I am really sorry and confused with your mail and loss the focus.
I was not ready to accept the concept Analytic before. After consider many options I derived the conclusion that it's an a easy way to address simple and complicated production using analytic.
With minimal modification we can achieve this and analytic will be zero after the production. It's acting like a temporary control account.
The best is even expenses for Production can be booked from journals or supplier invoice (cost of sub contract, Utility bills)
Actual material cost will book from stock transfer (consumption).
Overheads can be booked many ways using Analytic.
I strongly recommend to think to use analytic in production.

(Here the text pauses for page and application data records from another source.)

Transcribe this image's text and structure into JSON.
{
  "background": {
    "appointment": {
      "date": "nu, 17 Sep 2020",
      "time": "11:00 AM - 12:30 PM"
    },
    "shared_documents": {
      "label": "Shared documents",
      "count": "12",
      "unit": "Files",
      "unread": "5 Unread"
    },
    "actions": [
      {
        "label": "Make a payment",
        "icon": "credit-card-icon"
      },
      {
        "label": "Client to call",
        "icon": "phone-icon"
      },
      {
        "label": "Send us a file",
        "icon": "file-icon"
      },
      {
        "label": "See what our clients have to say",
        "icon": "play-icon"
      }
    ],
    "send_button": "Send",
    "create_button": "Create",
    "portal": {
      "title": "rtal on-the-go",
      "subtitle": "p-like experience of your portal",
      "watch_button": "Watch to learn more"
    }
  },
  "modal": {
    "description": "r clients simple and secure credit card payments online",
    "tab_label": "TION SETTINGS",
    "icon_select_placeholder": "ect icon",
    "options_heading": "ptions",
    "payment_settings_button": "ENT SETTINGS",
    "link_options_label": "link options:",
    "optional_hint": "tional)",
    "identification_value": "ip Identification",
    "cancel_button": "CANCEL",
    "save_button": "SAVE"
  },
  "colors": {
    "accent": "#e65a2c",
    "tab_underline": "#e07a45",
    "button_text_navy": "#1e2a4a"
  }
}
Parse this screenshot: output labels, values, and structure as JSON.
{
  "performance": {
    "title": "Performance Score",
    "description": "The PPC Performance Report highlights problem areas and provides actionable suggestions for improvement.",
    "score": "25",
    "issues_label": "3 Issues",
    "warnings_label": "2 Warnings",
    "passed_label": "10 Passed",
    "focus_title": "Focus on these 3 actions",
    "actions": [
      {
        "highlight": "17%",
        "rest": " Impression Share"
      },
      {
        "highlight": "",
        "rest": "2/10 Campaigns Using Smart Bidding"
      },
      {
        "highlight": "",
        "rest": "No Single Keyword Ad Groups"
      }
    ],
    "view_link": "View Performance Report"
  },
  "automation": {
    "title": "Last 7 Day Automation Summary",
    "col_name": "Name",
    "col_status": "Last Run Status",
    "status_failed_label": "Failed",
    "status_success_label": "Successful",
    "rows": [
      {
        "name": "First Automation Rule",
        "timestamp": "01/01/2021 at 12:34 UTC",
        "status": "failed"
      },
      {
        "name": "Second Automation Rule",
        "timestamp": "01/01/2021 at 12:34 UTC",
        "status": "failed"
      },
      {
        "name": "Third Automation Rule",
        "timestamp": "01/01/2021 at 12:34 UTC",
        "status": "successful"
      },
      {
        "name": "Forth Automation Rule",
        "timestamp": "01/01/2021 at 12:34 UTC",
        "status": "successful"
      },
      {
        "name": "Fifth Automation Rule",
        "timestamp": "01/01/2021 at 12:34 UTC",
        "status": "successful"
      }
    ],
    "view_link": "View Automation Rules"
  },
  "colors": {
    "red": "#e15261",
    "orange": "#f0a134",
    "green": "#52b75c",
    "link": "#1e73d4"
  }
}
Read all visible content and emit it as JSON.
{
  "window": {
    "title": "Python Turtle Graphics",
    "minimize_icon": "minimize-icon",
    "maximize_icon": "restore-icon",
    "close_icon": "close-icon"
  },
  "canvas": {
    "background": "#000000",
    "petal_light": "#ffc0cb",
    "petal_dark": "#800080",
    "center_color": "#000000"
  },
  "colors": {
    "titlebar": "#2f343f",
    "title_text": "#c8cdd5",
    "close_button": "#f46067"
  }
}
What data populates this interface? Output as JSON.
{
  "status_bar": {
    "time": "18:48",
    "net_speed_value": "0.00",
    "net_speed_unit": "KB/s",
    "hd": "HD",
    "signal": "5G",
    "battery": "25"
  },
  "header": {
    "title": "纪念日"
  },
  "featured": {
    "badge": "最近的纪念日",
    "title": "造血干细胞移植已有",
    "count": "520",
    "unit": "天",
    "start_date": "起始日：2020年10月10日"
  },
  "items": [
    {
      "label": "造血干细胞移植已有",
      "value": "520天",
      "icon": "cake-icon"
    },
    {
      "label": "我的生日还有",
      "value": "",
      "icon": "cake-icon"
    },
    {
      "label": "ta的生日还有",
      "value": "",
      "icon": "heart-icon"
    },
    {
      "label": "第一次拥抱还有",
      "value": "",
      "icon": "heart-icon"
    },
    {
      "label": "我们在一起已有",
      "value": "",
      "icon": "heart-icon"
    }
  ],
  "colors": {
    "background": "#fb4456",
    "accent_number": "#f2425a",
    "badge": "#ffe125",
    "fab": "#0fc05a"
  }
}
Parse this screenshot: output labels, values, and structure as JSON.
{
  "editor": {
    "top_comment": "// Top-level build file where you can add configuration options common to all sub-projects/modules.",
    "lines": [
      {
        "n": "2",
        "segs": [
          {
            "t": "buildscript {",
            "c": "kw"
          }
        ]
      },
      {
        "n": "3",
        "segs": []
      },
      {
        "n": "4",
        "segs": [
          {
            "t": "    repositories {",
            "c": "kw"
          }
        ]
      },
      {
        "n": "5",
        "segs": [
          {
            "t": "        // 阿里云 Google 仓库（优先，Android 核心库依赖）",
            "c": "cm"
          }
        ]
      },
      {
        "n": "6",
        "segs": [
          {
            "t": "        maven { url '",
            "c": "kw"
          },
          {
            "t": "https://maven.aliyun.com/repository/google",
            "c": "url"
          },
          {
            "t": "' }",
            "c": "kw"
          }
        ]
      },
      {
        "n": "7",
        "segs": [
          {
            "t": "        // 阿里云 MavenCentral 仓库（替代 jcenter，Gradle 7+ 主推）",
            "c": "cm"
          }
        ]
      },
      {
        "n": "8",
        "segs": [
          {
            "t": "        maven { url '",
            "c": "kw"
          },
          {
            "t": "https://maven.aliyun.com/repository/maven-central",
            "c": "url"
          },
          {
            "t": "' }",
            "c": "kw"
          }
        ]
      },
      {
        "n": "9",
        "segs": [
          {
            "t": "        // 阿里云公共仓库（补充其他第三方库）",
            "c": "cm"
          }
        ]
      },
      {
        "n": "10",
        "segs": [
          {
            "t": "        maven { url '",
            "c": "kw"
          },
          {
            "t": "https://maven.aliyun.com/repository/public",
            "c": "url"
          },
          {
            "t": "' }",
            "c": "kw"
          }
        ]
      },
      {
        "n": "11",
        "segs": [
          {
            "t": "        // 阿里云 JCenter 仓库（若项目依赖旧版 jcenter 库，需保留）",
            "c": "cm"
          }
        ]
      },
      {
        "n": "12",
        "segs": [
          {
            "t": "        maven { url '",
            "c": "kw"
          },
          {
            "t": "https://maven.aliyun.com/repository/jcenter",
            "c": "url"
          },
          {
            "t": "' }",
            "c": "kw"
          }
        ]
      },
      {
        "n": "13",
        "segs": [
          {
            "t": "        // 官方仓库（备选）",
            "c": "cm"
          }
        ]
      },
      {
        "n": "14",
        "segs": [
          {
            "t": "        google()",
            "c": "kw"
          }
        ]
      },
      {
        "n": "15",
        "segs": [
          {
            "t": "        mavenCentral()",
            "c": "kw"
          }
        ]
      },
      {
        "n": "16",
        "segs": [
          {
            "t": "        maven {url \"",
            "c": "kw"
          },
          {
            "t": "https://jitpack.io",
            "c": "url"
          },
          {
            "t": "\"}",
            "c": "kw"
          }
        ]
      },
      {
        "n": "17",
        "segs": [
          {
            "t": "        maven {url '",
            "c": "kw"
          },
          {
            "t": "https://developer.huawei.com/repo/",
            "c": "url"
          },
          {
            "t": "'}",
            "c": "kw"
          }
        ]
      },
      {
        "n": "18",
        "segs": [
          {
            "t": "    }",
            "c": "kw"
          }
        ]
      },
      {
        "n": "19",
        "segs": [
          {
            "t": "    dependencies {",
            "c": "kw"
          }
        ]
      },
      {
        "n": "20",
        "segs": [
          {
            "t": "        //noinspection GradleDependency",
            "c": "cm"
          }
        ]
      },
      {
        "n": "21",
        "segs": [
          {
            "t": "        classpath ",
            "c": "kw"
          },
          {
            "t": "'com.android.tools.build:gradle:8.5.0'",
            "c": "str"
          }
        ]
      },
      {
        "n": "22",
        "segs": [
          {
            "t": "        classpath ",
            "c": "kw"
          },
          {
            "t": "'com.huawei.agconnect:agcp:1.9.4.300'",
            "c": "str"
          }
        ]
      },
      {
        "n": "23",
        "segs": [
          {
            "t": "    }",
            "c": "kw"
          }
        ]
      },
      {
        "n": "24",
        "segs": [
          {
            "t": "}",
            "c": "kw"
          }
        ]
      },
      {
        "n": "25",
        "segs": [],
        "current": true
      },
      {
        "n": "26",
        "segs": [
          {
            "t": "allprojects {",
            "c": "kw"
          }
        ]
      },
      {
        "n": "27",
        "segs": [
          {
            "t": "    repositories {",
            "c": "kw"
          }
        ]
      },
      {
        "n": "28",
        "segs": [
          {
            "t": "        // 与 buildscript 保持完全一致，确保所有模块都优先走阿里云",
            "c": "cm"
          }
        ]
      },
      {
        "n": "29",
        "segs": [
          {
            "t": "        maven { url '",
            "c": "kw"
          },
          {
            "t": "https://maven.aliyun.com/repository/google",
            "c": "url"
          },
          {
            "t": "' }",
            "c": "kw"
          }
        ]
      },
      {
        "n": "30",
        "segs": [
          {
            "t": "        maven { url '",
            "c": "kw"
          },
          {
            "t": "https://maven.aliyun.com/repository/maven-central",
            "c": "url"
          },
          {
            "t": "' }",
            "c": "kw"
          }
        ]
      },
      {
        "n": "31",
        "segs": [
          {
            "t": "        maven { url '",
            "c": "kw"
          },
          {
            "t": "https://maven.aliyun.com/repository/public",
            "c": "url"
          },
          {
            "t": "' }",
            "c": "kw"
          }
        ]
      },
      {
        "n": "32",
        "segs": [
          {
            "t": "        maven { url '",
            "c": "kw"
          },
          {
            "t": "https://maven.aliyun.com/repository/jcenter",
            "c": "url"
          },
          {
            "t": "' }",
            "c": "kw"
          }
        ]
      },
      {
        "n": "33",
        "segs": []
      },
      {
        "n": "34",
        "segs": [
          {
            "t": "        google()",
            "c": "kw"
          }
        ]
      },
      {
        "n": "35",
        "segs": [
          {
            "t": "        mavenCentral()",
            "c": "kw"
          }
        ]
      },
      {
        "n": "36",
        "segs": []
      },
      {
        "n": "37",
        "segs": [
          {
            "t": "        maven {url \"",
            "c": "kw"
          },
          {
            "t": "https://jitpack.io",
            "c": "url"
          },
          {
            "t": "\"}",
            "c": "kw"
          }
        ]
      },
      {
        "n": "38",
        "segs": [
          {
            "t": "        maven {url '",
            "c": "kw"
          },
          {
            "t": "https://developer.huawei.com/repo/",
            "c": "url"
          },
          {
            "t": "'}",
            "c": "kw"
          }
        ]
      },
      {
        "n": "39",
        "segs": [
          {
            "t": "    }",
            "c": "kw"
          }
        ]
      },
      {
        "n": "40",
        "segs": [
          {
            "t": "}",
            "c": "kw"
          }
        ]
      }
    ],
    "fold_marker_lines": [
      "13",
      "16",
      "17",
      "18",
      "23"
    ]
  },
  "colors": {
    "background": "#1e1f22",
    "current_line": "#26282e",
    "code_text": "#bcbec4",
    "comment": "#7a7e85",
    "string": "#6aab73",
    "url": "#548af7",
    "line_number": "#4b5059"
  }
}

On Aug 27, 2014 8:06 AM, "David Arnold" <email@example.com> wrote: